NCO Financial began as small Philadelphia-based family owned business in 1926. After moving into the student loan collection business, it expanded into a prominent and powerful debt collection company. In 1996, the United States Department of Education contracted with NCO Financial and became an official debt collector for the agency. In the same year, the company went public and acquired several other debt collection companies. In 2004, the private equity arm of JPMorgan Chase, One Equity Partners, privatized NCO Financial. In 2014, the owner, One Equity Partners, sold a half interest in the company to two private equity companies and its entire collections business to a private equity company in Beverly Hills, California
NCO Financial’s debt collection tactics were both admired by analysts on Wall Street and despised by consumers. The company had a reputation for technological excellence in tracking debtors and successfully collecting debts. However, it also had a notorious reputation for abusive debt collection tactics and instilling fear in borrowers. In many cases, if the borrower fell behind on a student loan or other debt, he or she would hear from NCO several time a day. In 2013, the FTC sued NCO for its abusive debt collection tactics.
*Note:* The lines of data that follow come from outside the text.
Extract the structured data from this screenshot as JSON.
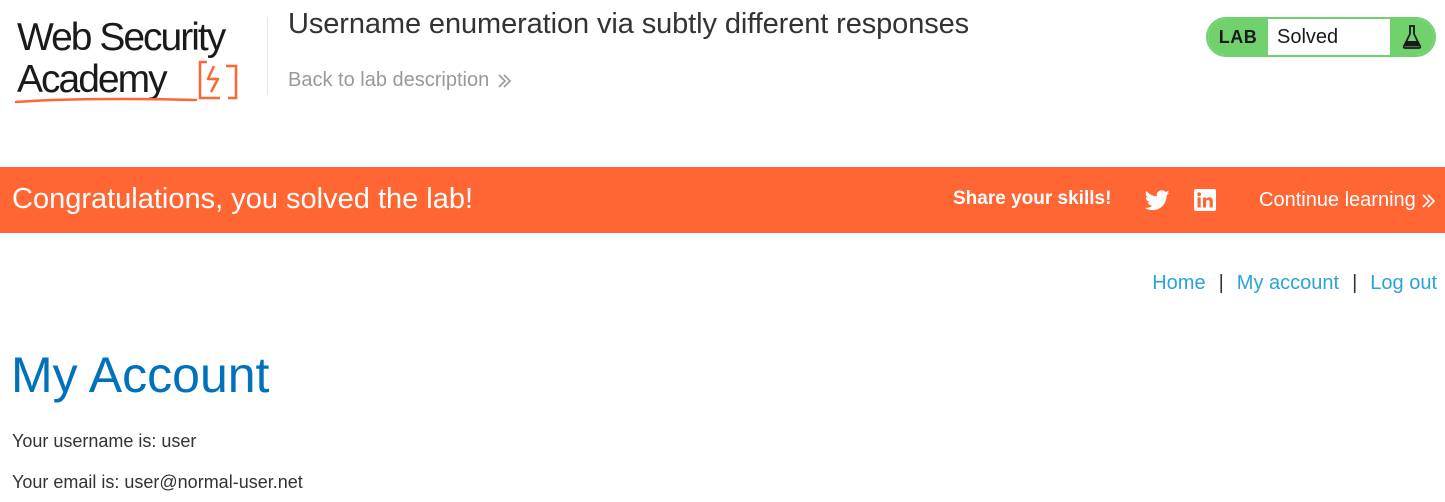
{
  "header": {
    "logo": {
      "line1": "Web Security",
      "line2": "Academy",
      "accent_color": "#ff6633"
    },
    "lab_title": "Username enumeration via subtly different responses",
    "back_link": "Back to lab description",
    "lab_status": {
      "tag": "LAB",
      "state": "Solved",
      "icon": "flask-icon",
      "color": "#70d16d"
    }
  },
  "banner": {
    "message": "Congratulations, you solved the lab!",
    "share_label": "Share your skills!",
    "share_icons": [
      "twitter-icon",
      "linkedin-icon"
    ],
    "continue_label": "Continue learning",
    "color": "#ff6633"
  },
  "nav": {
    "items": [
      {
        "label": "Home"
      },
      {
        "label": "My account"
      },
      {
        "label": "Log out"
      }
    ],
    "separator": "|",
    "link_color": "#29a3d9"
  },
  "main": {
    "heading": "My Account",
    "username_line": "Your username is: user",
    "email_line": "Your email is: user@normal-user.net",
    "heading_color": "#0071bc"
  }
}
A common problem faced by borrowers who owe money to NCO Financial or other debt collection companies is the complexity of the debt collection industry itself. For example, loan documents may list the name of a bank but the loan might actually be insured by the government. In another instance, the loan might carry a bank’s name but be owned by a third party to which the bank conveyed the loan. The confusing complexity of the industry frustrates borrowers and helped fuel the home mortgage crisis of 2008.
The confusing nature of the debt collection industry and borrowers’ inability to identify who owns a loan at issue have contributed to several law suits brought against NCO and its affiliates. NCO specifically handled thousands of collection cases for National Collegiate Trust, a common private student loan lender. NCO and its affiliates have paid approximately $6.9 million in penalties and settlements after being accused of improper debt-collection practices. One notable example include a $3.2 million fine levied by the FTC against NCO in 2013. The FTC charged the company with repeatedly employing “false and deceptive tactics” to try and collect on loans. After the fine was levied, the company issued a statement in which it said it had cooperated with the FTC and “implemented systems and procedures to help address their arenas of concern.”